by Spc. Simone Lara
California National Guard Public Affairs
March 31, 2021
LOS ANGELES--“At first, I think they’re in disbelief,” said U.S. Air Force Staff Sgt. Gary Westergren. “They’re pretty shocked to see this white guy speaking Mandarin to them.”
Westergren, a blonde-haired, blue-eyed intelligence analyst for the 163rd Attack Wing, California National Guard, is an unexpected sight to Mandarin-speaking community members at the Cal State Los Angeles vaccination center. After 10 years of service in the Marine Corps and following the tragic events of 9/11, Westergren was looking for a new direction in life. So, he decided to become an English teacher in China.
“I wanted to take a break from America and go see the world,” said Westergren of his 2002 move to China. “I wanted to get a different perspective. China was like a 180 degree difference from America. It was a refreshing change of pace.”
During his two-year stay in China, Westergren grew to love the people, culture and the super spicy food. While he never became fluent in Mandarin, he learned enough to currently assist with language services at Cal State Los Angeles alongside certified Federal Emergency Management Agency interpreters who provide advanced language assistance.
When people come here they aren’t sure if anyone is going to speak their language. I break the ice by joking with them and put them at ease, Westergren said.
Pinned to his Air Force uniform, Westergren wears a tag stating, “I speak Mandarin at the level of a preschooler, please have patience with me.”

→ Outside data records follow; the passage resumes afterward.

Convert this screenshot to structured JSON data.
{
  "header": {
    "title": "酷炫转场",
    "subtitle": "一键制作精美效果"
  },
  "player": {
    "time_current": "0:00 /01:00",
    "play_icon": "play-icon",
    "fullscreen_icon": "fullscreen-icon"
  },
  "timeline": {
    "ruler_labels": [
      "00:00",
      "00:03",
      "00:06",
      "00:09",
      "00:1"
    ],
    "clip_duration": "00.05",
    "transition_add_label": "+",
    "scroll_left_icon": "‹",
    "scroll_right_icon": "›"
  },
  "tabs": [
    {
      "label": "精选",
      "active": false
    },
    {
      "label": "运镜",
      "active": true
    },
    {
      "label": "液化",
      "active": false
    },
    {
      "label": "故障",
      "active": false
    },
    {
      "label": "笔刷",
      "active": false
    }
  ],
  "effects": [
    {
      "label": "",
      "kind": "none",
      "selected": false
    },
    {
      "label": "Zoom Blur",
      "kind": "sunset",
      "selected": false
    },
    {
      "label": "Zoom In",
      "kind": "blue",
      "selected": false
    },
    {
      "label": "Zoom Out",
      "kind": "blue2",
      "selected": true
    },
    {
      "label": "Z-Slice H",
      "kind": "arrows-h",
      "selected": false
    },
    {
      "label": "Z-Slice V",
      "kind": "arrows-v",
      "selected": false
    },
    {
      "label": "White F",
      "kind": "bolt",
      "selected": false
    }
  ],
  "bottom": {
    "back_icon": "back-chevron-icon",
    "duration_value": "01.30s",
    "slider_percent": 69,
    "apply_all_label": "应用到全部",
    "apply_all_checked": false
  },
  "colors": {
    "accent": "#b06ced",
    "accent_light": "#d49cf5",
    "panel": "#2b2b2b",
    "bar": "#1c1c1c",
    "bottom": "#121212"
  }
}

Westergren, who currently lives in San Diego, is one of nearly 250 Cal Guard members serving at the Cal State LA vaccination site alongside active-duty Army, FEMA, California Office of Emergency Services and other partner agencies. Westergren joined the Army National Guard in 2010 before switching to the Air National Guard seven and a half years later.
“We’ve developed this comradery," said Westergren. “We have Army Guard, Air Guard, regular Army, and we are already like brothers and sisters on the line taking care of each other. We’re like a family.”